December 22, 2017 / / Main Slate

By Leo Racicot

I never lose interest in the work of my favorite director, Alfred Hitchcock. His films hold up under repeated scrutiny. They feel as fresh on the fifteenth viewing as they do on the first. As I have written elsewhere, Hitchcock’s smaller efforts are superior to the greatest efforts of other directors. The might be said of Woody Allen’s work. Both directors became such masters of their craft that they could elevate even an apparently minor story to the realm of the sublime.

December 17, 2017 / / Main Slate

By Matt Hannigan

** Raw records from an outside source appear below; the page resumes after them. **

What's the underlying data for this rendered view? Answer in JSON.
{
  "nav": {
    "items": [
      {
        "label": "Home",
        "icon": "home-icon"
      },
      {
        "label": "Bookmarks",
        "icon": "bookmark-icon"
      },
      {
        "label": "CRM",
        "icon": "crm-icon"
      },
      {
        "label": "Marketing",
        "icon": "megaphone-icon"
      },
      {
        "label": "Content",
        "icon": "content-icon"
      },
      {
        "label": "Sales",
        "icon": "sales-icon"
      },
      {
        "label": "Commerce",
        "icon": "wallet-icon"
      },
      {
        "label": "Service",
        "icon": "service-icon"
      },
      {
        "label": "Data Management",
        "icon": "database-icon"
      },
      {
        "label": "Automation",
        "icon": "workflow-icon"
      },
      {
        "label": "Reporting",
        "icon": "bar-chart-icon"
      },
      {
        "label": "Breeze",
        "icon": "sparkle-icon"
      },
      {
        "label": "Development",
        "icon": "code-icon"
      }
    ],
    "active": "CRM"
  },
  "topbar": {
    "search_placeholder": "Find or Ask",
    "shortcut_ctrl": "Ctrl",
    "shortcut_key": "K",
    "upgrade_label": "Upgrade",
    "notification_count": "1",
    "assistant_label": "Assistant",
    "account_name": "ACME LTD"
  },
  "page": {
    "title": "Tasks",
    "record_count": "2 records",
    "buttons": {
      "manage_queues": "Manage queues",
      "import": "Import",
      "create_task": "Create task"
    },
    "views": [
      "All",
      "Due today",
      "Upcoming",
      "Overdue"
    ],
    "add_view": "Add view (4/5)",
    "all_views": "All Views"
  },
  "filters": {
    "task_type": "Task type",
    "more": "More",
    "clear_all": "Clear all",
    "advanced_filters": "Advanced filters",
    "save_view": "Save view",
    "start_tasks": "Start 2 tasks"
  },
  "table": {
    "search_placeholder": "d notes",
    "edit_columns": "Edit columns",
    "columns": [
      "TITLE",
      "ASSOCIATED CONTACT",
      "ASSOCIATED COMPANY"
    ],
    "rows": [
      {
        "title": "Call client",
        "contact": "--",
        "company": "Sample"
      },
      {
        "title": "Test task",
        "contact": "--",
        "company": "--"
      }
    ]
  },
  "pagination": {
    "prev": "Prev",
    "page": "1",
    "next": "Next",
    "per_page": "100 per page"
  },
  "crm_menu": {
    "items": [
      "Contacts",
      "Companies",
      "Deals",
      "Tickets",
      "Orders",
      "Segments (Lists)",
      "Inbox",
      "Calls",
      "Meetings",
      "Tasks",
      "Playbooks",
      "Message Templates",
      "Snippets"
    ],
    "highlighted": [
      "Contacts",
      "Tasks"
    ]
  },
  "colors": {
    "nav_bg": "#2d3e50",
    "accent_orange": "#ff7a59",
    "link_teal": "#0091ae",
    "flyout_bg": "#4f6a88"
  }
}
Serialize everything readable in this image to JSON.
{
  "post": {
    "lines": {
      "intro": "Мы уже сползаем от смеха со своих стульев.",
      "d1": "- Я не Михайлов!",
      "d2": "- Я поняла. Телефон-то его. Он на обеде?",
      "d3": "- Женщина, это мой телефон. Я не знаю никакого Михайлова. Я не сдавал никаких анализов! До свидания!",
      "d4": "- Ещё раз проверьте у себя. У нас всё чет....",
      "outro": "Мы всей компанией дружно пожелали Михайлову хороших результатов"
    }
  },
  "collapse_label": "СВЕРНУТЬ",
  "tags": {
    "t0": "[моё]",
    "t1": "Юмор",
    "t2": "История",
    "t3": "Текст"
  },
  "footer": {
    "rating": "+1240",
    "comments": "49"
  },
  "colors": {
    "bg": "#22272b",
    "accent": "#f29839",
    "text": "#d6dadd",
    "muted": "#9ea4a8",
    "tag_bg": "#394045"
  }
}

In many instances a film is like a con. It wants to hook you, it wants to make you personally invested in the outcome, and it wants you to walk away with a smile on your face and slightly less in your wallet. If the endeavor is a success, there will always be enough to suggest that the artist—the film artist or the con artist—knows a truth that you do not. If the endeavor is unsuccessful, the feeling of being cheated will linger and frustrate.